[Dataset excerpts]

=== Begin Enclosure ===

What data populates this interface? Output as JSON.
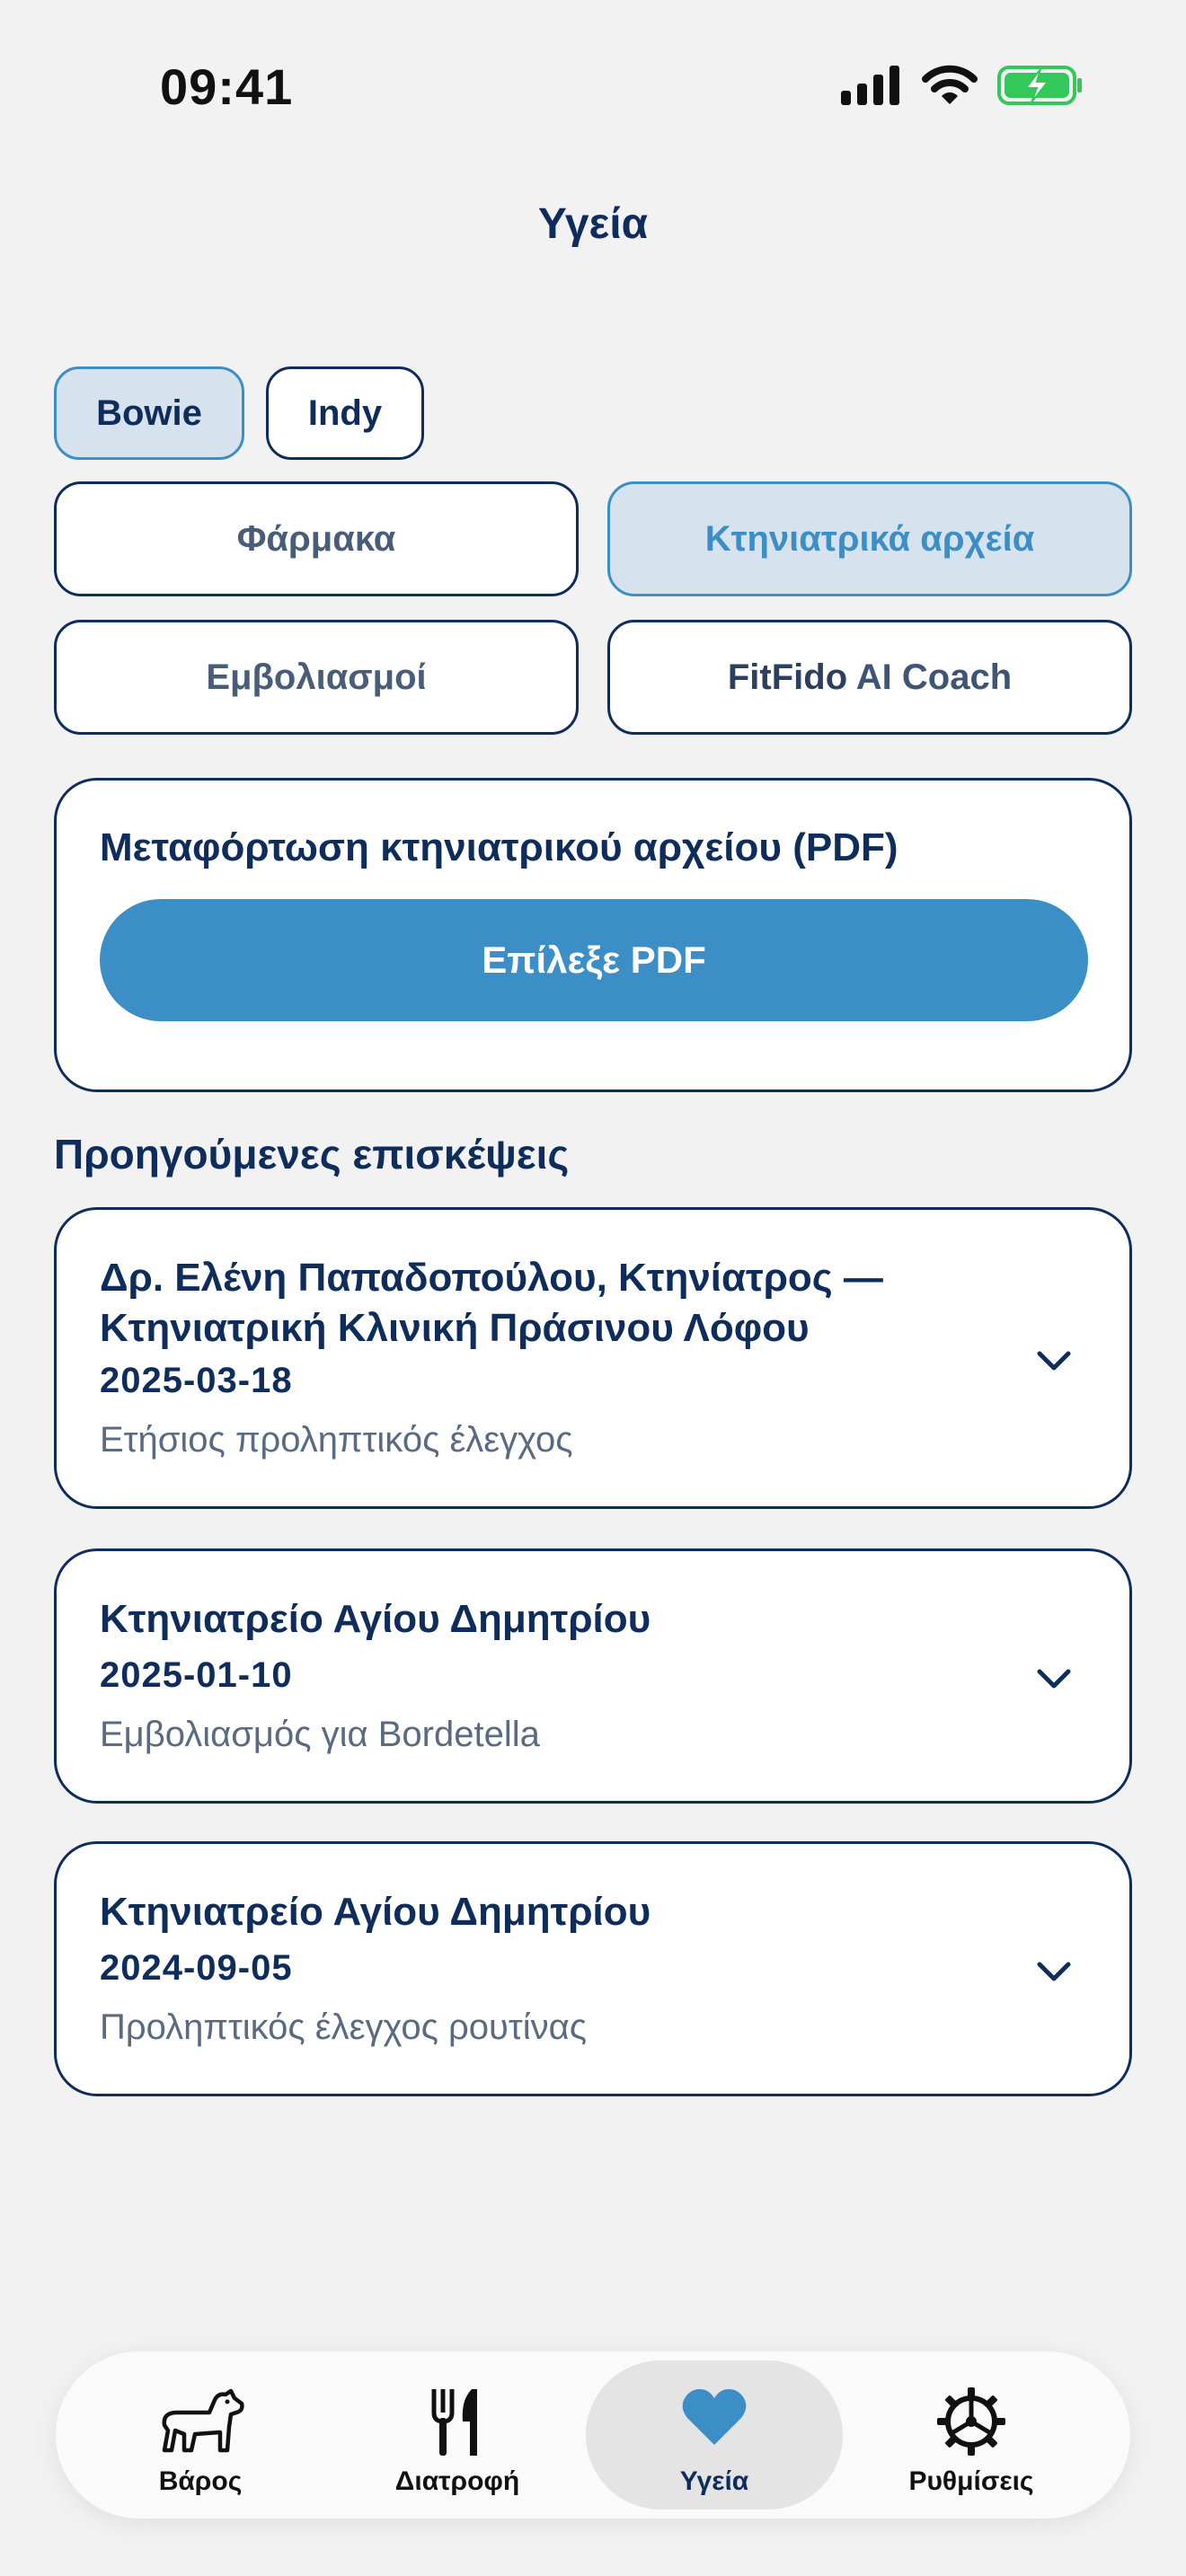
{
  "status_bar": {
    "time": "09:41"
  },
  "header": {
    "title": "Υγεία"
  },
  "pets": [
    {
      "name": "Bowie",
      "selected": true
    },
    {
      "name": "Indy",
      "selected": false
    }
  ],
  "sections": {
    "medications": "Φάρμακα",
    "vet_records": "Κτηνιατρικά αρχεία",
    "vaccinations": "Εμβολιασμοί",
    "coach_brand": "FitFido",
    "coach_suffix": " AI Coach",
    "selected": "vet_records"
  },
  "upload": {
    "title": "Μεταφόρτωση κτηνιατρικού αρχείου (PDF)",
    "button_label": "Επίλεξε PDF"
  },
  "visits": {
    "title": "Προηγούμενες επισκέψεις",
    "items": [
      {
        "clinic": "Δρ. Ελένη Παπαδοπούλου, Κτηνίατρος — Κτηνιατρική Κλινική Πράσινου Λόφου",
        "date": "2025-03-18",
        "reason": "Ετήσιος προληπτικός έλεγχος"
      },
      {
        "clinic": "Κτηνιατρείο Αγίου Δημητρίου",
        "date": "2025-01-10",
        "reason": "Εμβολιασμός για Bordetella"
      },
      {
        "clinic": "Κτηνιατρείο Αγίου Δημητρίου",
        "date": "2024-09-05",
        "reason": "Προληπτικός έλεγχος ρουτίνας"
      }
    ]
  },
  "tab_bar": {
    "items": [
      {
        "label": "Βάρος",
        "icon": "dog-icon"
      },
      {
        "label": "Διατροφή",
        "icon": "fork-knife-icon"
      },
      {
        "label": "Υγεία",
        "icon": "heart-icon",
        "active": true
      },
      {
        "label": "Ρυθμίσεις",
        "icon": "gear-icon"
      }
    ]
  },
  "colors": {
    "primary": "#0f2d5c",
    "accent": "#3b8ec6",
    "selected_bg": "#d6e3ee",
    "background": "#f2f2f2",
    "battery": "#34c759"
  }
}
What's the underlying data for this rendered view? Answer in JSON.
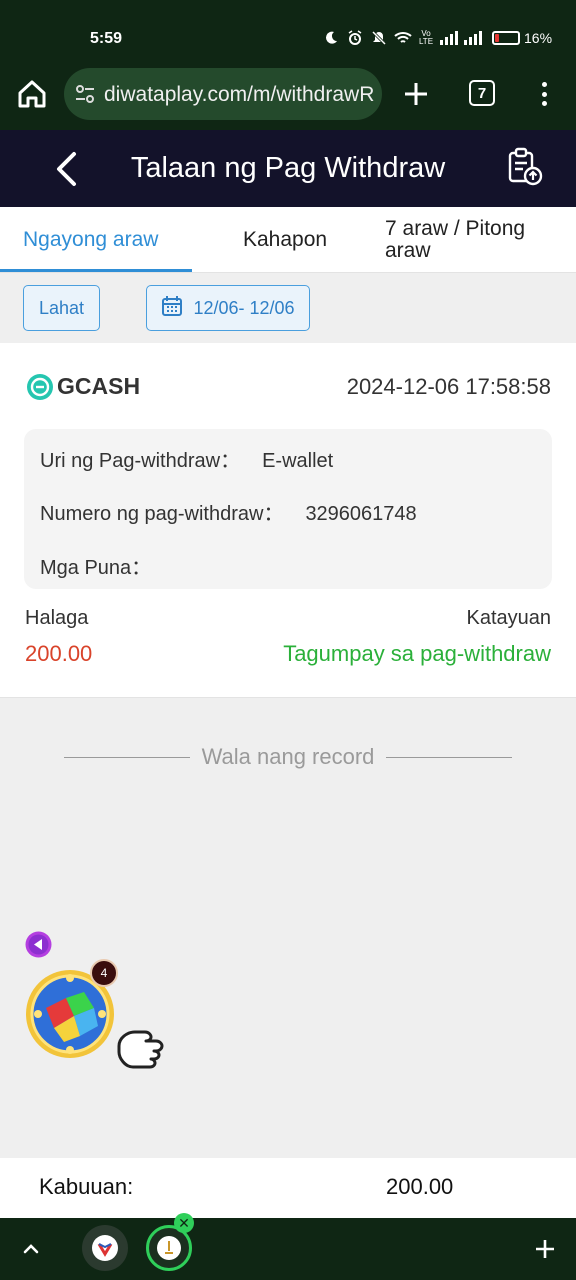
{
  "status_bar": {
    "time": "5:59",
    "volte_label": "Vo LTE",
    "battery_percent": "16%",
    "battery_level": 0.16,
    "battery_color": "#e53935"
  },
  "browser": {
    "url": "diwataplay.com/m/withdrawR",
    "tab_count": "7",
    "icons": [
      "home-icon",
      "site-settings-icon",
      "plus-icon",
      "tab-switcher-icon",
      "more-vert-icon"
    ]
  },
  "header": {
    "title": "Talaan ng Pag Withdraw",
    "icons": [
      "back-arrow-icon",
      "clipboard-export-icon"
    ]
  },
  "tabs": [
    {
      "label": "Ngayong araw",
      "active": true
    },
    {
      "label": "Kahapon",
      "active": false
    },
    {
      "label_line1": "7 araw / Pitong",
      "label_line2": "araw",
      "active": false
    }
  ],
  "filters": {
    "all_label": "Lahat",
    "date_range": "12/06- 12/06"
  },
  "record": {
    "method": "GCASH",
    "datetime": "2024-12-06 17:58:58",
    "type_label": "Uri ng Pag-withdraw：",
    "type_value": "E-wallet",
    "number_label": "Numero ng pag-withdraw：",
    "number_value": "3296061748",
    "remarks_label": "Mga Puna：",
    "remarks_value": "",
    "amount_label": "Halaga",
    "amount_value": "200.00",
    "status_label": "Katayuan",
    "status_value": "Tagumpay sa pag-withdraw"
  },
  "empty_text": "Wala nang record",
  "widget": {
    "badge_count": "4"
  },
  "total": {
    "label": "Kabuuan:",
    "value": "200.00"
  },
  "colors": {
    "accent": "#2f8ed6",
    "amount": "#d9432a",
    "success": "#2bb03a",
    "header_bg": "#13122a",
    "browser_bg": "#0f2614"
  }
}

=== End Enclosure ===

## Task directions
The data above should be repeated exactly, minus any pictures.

## Exercise answer
What data populates this interface? Output as JSON.
{
  "status_bar": {
    "time": "09:41"
  },
  "header": {
    "title": "Υγεία"
  },
  "pets": [
    {
      "name": "Bowie",
      "selected": true
    },
    {
      "name": "Indy",
      "selected": false
    }
  ],
  "sections": {
    "medications": "Φάρμακα",
    "vet_records": "Κτηνιατρικά αρχεία",
    "vaccinations": "Εμβολιασμοί",
    "coach_brand": "FitFido",
    "coach_suffix": " AI Coach",
    "selected": "vet_records"
  },
  "upload": {
    "title": "Μεταφόρτωση κτηνιατρικού αρχείου (PDF)",
    "button_label": "Επίλεξε PDF"
  },
  "visits": {
    "title": "Προηγούμενες επισκέψεις",
    "items": [
      {
        "clinic": "Δρ. Ελένη Παπαδοπούλου, Κτηνίατρος — Κτηνιατρική Κλινική Πράσινου Λόφου",
        "date": "2025-03-18",
        "reason": "Ετήσιος προληπτικός έλεγχος"
      },
      {
        "clinic": "Κτηνιατρείο Αγίου Δημητρίου",
        "date": "2025-01-10",
        "reason": "Εμβολιασμός για Bordetella"
      },
      {
        "clinic": "Κτηνιατρείο Αγίου Δημητρίου",
        "date": "2024-09-05",
        "reason": "Προληπτικός έλεγχος ρουτίνας"
      }
    ]
  },
  "tab_bar": {
    "items": [
      {
        "label": "Βάρος",
        "icon": "dog-icon"
      },
      {
        "label": "Διατροφή",
        "icon": "fork-knife-icon"
      },
      {
        "label": "Υγεία",
        "icon": "heart-icon",
        "active": true
      },
      {
        "label": "Ρυθμίσεις",
        "icon": "gear-icon"
      }
    ]
  },
  "colors": {
    "primary": "#0f2d5c",
    "accent": "#3b8ec6",
    "selected_bg": "#d6e3ee",
    "background": "#f2f2f2",
    "battery": "#34c759"
  }
}
What's the underlying data for this rendered view? Answer in JSON.
{
  "status_bar": {
    "time": "5:59",
    "volte_label": "Vo LTE",
    "battery_percent": "16%",
    "battery_level": 0.16,
    "battery_color": "#e53935"
  },
  "browser": {
    "url": "diwataplay.com/m/withdrawR",
    "tab_count": "7",
    "icons": [
      "home-icon",
      "site-settings-icon",
      "plus-icon",
      "tab-switcher-icon",
      "more-vert-icon"
    ]
  },
  "header": {
    "title": "Talaan ng Pag Withdraw",
    "icons": [
      "back-arrow-icon",
      "clipboard-export-icon"
    ]
  },
  "tabs": [
    {
      "label": "Ngayong araw",
      "active": true
    },
    {
      "label": "Kahapon",
      "active": false
    },
    {
      "label_line1": "7 araw / Pitong",
      "label_line2": "araw",
      "active": false
    }
  ],
  "filters": {
    "all_label": "Lahat",
    "date_range": "12/06- 12/06"
  },
  "record": {
    "method": "GCASH",
    "datetime": "2024-12-06 17:58:58",
    "type_label": "Uri ng Pag-withdraw：",
    "type_value": "E-wallet",
    "number_label": "Numero ng pag-withdraw：",
    "number_value": "3296061748",
    "remarks_label": "Mga Puna：",
    "remarks_value": "",
    "amount_label": "Halaga",
    "amount_value": "200.00",
    "status_label": "Katayuan",
    "status_value": "Tagumpay sa pag-withdraw"
  },
  "empty_text": "Wala nang record",
  "widget": {
    "badge_count": "4"
  },
  "total": {
    "label": "Kabuuan:",
    "value": "200.00"
  },
  "colors": {
    "accent": "#2f8ed6",
    "amount": "#d9432a",
    "success": "#2bb03a",
    "header_bg": "#13122a",
    "browser_bg": "#0f2614"
  }
}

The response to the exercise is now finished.